At least two agriculture interest groups are resigned to the notion the World Health Organization may declare 2,4-D as a cancer risk to humans during the herbicide’s current review, expected to conclude Tuesday in Lyon, France.
Pesticide industry and U.S. farm group observers are on hand for the WHO’s International Agency for Research on Cancer review. Interest is heightened following the IARC’s controversial conclusion in March that there is a “probable” link between glyphosate use in agriculture and human cancers.
National Corn Growers Association President Chip Bowling and American Soybean Association Chairman Ray Gaesser said in a joint statement they anticipate the IARC will reach a similar conclusion on 2,4-D.

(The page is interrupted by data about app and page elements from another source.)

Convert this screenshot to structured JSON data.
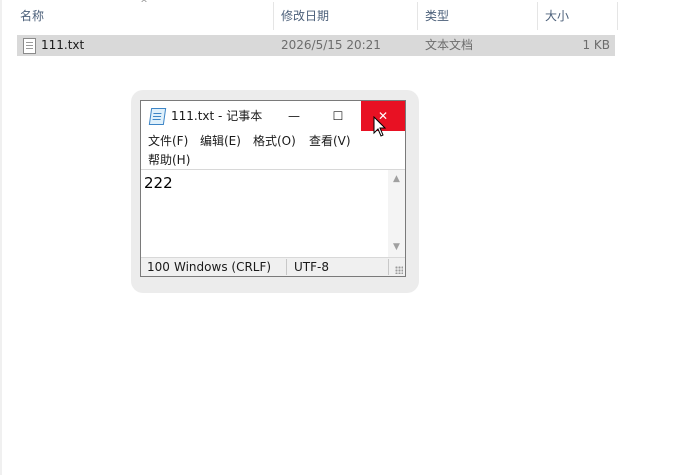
{
  "explorer": {
    "columns": {
      "name": "名称",
      "modified": "修改日期",
      "type": "类型",
      "size": "大小"
    },
    "files": [
      {
        "name": "111.txt",
        "modified": "2026/5/15 20:21",
        "type": "文本文档",
        "size": "1 KB",
        "selected": true
      }
    ]
  },
  "notepad": {
    "title": "111.txt - 记事本",
    "title_buttons": {
      "minimize": "—",
      "maximize": "☐",
      "close": "✕"
    },
    "menu": [
      "文件(F)",
      "编辑(E)",
      "格式(O)",
      "查看(V)",
      "帮助(H)"
    ],
    "content": "222",
    "status": {
      "zoom": "100",
      "line_ending": "Windows (CRLF)",
      "encoding": "UTF-8"
    },
    "close_color": "#e81123"
  }
}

Environmental groups and others have tried to make a connection between the use of 2,4-D today and Agent Orange during the Vietnam War. The component of that jungle herbicide mix connected to health issues of Vietnamese and U.S. soldiers was 2,4,5-T, not 2,4-D. Regulators banned 2,4,5-T decades ago.
Bowling and Gaesser said there is concern a similar finding on 2,4-D “will only lead to more confusion and concern” about that broadleaf herbicide, as well as about glyphosate.
“These two substances play an especially important role in corn and soybean farming as they allow us to manage weeds in a sustainable way,” the two farmers said in their statement.
“The IARC exists to review health and safety data to decide whether something could (not will or is even likely to) be carcinogenic. IARC creates confusion and unnecessary fear amongst (sic) the public by using narrowly-focused data removed from real-world situations to find almost everything that it reviews as potentially carcinogenic, including drinking coffee, using aloe vera, or working the late shift.
“IARC does not take the regulations and use patterns around herbicides that allow them to be implemented safely into consideration. While IARC may be fulfilling its narrow charge, its findings are easily misrepresented and misunderstood… These important herbicides — glyphosate, 2,4-D and others under review — have been the subject of hundreds of scientific studies and regulatory reviews. Government regulatory agencies charged with protection of public health in more than 100 countries have evaluated the science and concluded that 2,4-D and glyphosate do not increase health risks when used as directed.
“In fact, no government in the world considers them carcinogens... Farmers across the country work the land with their families and aim to pass it on to the next generation. We place a high value on the safety of the products we use and the crops we grow because we value the safety of both our families and yours.”
In a media backgrounder released earlier this week, the Industry Task Force on 2,4-D said the chemical “has been thoroughly and continually evaluated by health and safety regulators in 89 countries. Based on ongoing and continually updated scientific study, health and safety authorities — including U.S. Environmental Protection Agency, Health Canada, the European Food Safety Authority and the World Health Organization — continue to find that 2,4-D meets modern safety standards.”
The task force said a 1996 USDA study concluded that if 2,4-D was no longer available to farmers, increased costs to fight weeds and potentially resulting higher food costs would total about $1.6 billion annually. The chemical has been used to control invasive and noxious weeds in agriculture since 1945. It and glyphosate are also among the most-used herbicides in residential and turfgrass situations, though the IARC and other criticisms are directed mostly at commercial agriculture.
New formulations of 2,4-D are the foundation of the latest genetically engineered corn and soybean crops aimed at combatting weeds that have evolved to be resistant to glyphosate. Those and similar seed-herbicide packages, which are just coming to market, have increased the debate over the safety of older, growth-regulator herbicides.
The IARC is not tasked with regulating pesticides and other chemicals, the task force backgrounder pointed out.
“The body responsible for conducting risk assessments of pesticides for regulatory purposes is the Joint FAO/WHO Meeting on Pesticide Residues,” the task force said in the backgrounder.
“The JMPR has been reviewing pesticides since 1963 and has reviewed 2,4-D five times using the most recent and updated data. Most recently, the JMPR has concluded that 2,4-D is not genotoxic and that there is no evidence of carcinogenicity. In this point, there is widespread agreement among health and safety regulators in 89 countries. Not one health and safety regulator in the world considers 2,4-D to be a carcinogen.”